Despite Public Data Breaches, Password Security Still Weak
Despite repeated reminders to select strong passwords and not to reuse them across Websites and services, online users continue to be frighteningly lax in their password security, according to a recent analysis of leaked passwords.
Security experts recommend taking a multilayered approach to security. Instead of relying on a single point of failure, organizations should be implementing several mechanisms to make it harder for cyber-attackers to steal sensitive, confidential data, Mike Yaffe, government security strategist at Core Security, told eWEEK.
Considering how easy it has become to steal passwords, using phishing emails or by installing keyloggers on a target computer, relying solely on passwords to protect data is very risky, Yaffe said.
Organizations are often leery of putting up any security measures that may affect the user experience and interrupt workflow because they are worried users will get annoyed and go elsewhere. But some tolerance for inconvenience is necessary, since it will result in a significant boost in security, Yaffe said. Many banks are rolling out additional protections such as image verification and hardware tokens, which may feel a little tedious, but Yaffe said he s willing to put up with them because he would rather be overprotected than underprotected.
Other protections include multiple security questions, forcing users to change passwords regularly, and checking to ensure the passwords aren t dictionary words or being reused.
Attackers should have to get past multiple gatekeepers before they even get to the database, Josh Shaul, CTO of Application Security, told eWEEK. Organizations should be combining all the security layers that will help trap attackers, or at least slow them down enough by raising enough flags for the IT department to notice something is wrong, according to Shaul.
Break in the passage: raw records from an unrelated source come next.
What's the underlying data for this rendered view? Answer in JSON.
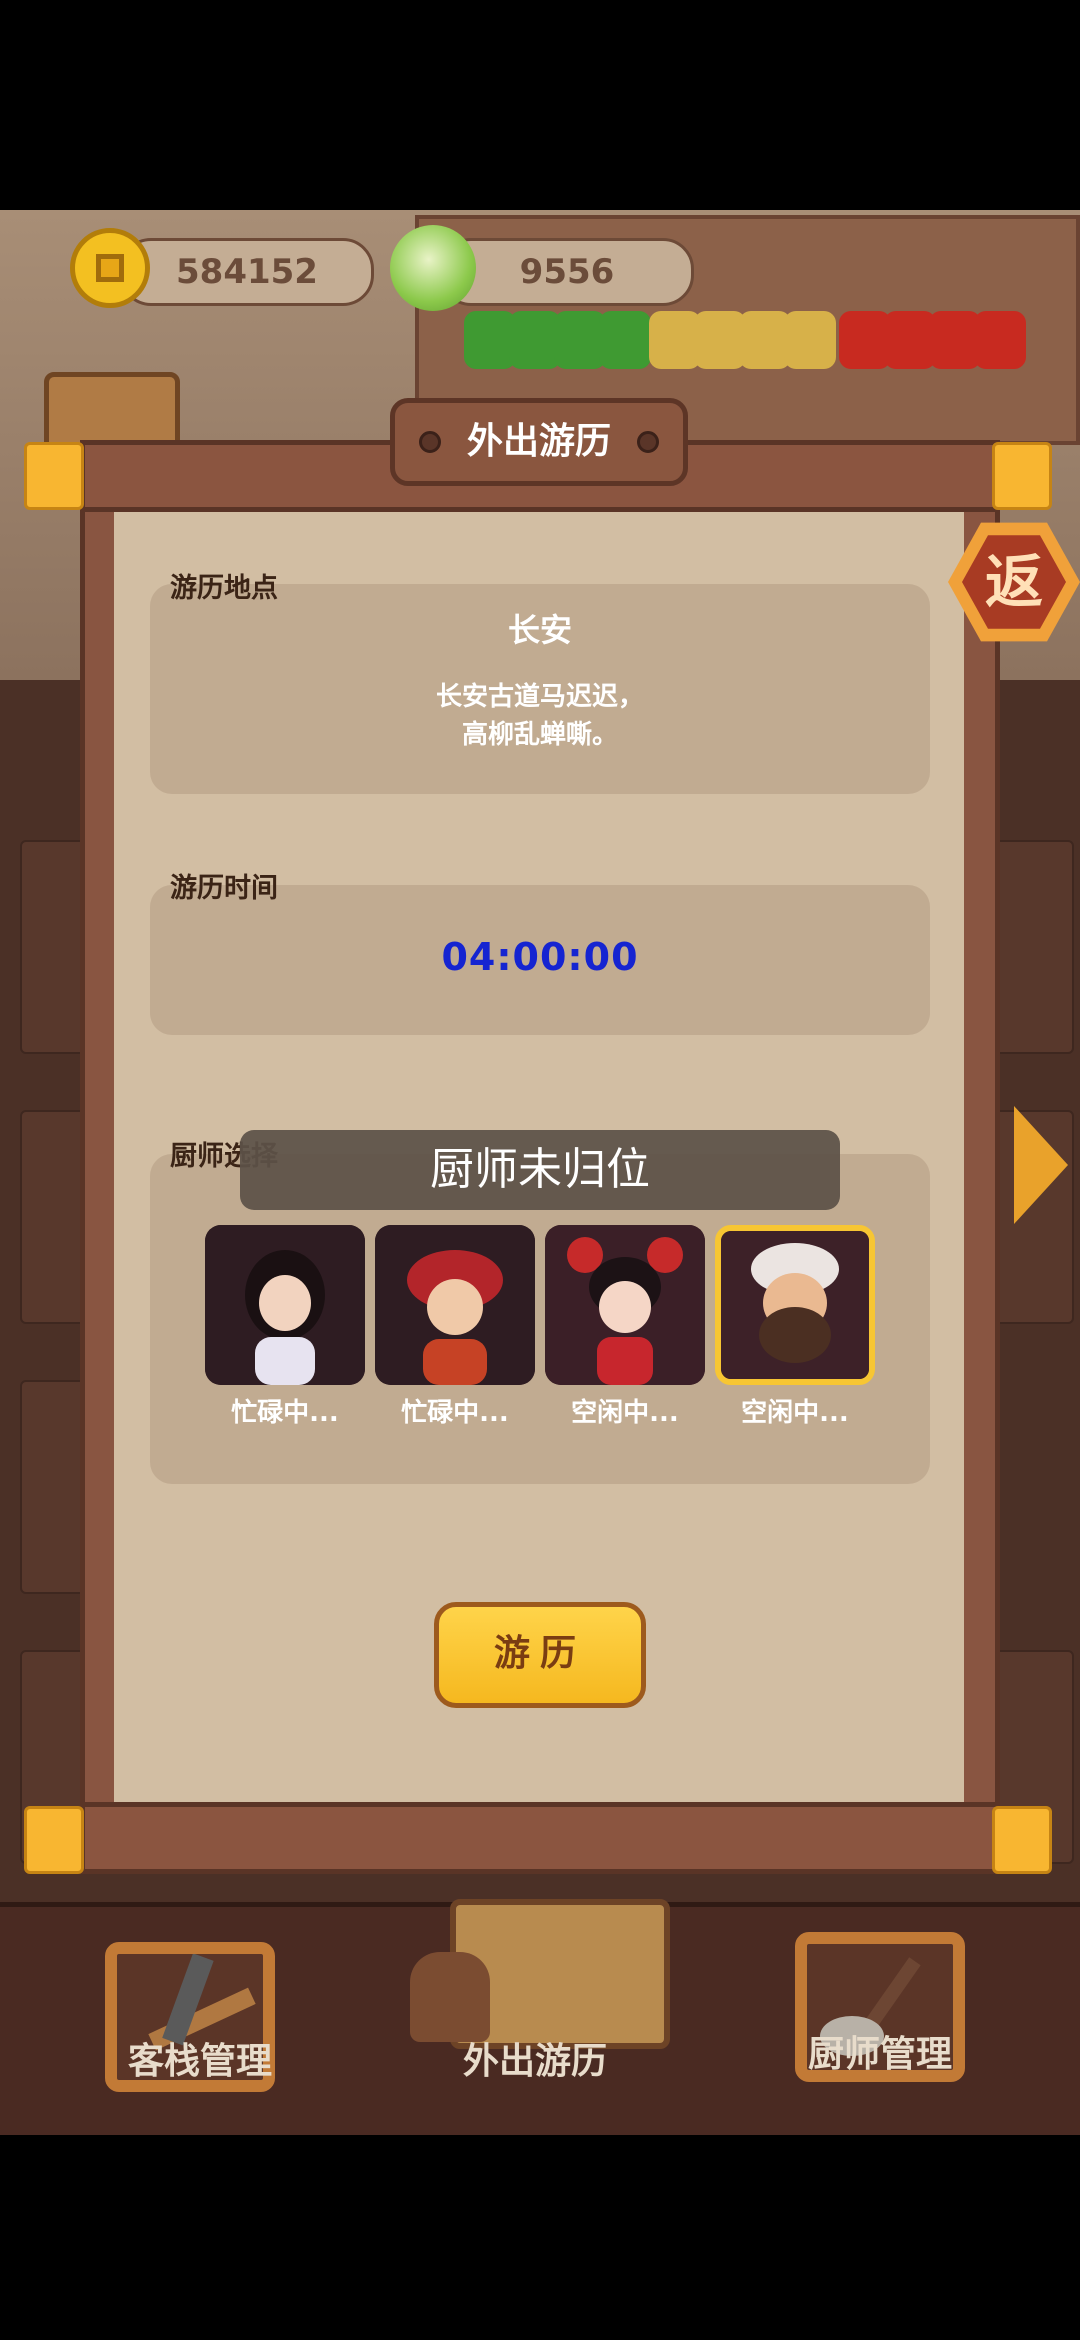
{
  "currency": {
    "coins": "584152",
    "vegetables": "9556"
  },
  "modal": {
    "title": "外出游历",
    "return_label": "返",
    "location": {
      "label": "游历地点",
      "name": "长安",
      "desc_line1": "长安古道马迟迟，",
      "desc_line2": "高柳乱蝉嘶。"
    },
    "time": {
      "label": "游历时间",
      "value": "04:00:00"
    },
    "chefs": {
      "label": "厨师选择",
      "items": [
        {
          "status": "忙碌中..."
        },
        {
          "status": "忙碌中..."
        },
        {
          "status": "空闲中..."
        },
        {
          "status": "空闲中..."
        }
      ]
    },
    "toast": "厨师未归位",
    "go_button": "游历"
  },
  "bottom_nav": {
    "items": [
      {
        "label": "客栈管理"
      },
      {
        "label": "外出游历"
      },
      {
        "label": "厨师管理"
      }
    ]
  },
  "colors": {
    "accent": "#f8b631",
    "timer": "#1524d1",
    "frame": "#895541",
    "paper": "#d2bea3"
  }
}
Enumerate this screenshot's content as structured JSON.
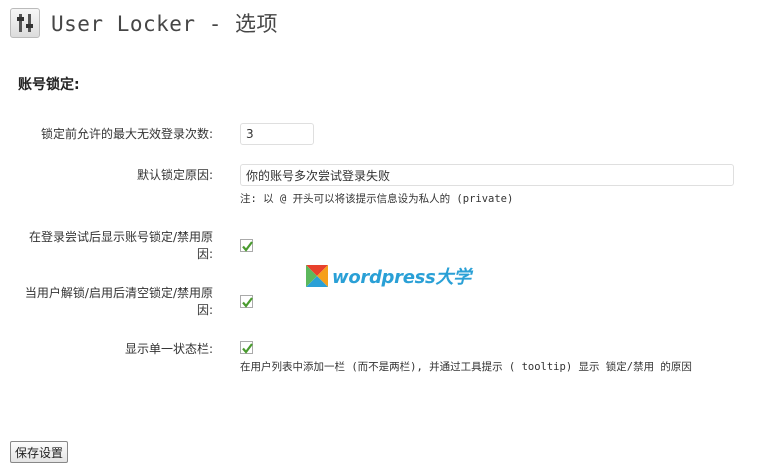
{
  "header": {
    "title": "User Locker - 选项",
    "icon": "settings-sliders-icon"
  },
  "section": {
    "title": "账号锁定:"
  },
  "fields": {
    "max_attempts": {
      "label": "锁定前允许的最大无效登录次数:",
      "value": "3"
    },
    "default_reason": {
      "label": "默认锁定原因:",
      "value": "你的账号多次尝试登录失败",
      "note": "注: 以 @ 开头可以将该提示信息设为私人的 (private)"
    },
    "show_reason_after_login": {
      "label": "在登录尝试后显示账号锁定/禁用原因:",
      "checked": true
    },
    "clear_reason_on_unlock": {
      "label": "当用户解锁/启用后清空锁定/禁用原因:",
      "checked": true
    },
    "single_status_column": {
      "label": "显示单一状态栏:",
      "checked": true,
      "note": "在用户列表中添加一栏 (而不是两栏), 并通过工具提示 ( tooltip) 显示 锁定/禁用 的原因"
    }
  },
  "watermark": {
    "text": "wordpress大学",
    "icon": "wordpress-daxue-logo-icon"
  },
  "footer": {
    "save_label": "保存设置"
  },
  "colors": {
    "checkmark": "#4a9b2f",
    "watermark": "#2aa0d6"
  }
}
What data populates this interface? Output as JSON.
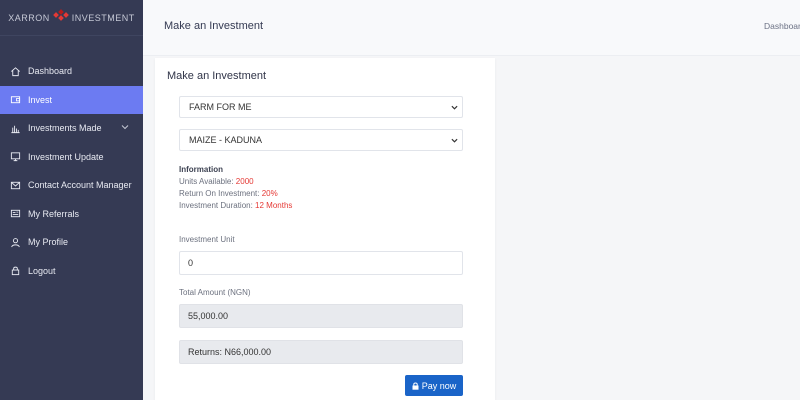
{
  "brand": {
    "name_left": "XARRON",
    "name_right": "INVESTMENT"
  },
  "sidebar": {
    "items": [
      {
        "label": "Dashboard",
        "icon": "home-icon",
        "active": false
      },
      {
        "label": "Invest",
        "icon": "wallet-icon",
        "active": true
      },
      {
        "label": "Investments Made",
        "icon": "bar-chart-icon",
        "active": false,
        "has_chevron": true
      },
      {
        "label": "Investment Update",
        "icon": "monitor-icon",
        "active": false
      },
      {
        "label": "Contact Account Manager",
        "icon": "mail-icon",
        "active": false
      },
      {
        "label": "My Referrals",
        "icon": "newspaper-icon",
        "active": false
      },
      {
        "label": "My Profile",
        "icon": "user-icon",
        "active": false
      },
      {
        "label": "Logout",
        "icon": "lock-icon",
        "active": false
      }
    ]
  },
  "header": {
    "title": "Make an Investment",
    "breadcrumb": "Dashboard"
  },
  "form": {
    "title": "Make an Investment",
    "scheme_select": "FARM FOR ME",
    "product_select": "MAIZE - KADUNA",
    "info_heading": "Information",
    "units_label": "Units Available:",
    "units_value": "2000",
    "roi_label": "Return On Investment:",
    "roi_value": "20%",
    "duration_label": "Investment Duration:",
    "duration_value": "12 Months",
    "unit_label": "Investment Unit",
    "unit_value": "0",
    "total_label": "Total Amount (NGN)",
    "total_value": "55,000.00",
    "returns_value": "Returns: N66,000.00",
    "pay_label": "Pay now"
  },
  "colors": {
    "sidebar_bg": "#353a54",
    "active_item": "#6c7bf2",
    "primary_button": "#1a64c8",
    "highlight_value": "#e53935"
  }
}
To read the original eWeek article, click here: Password Security Remains the Weakest Link Even After Big Data Breaches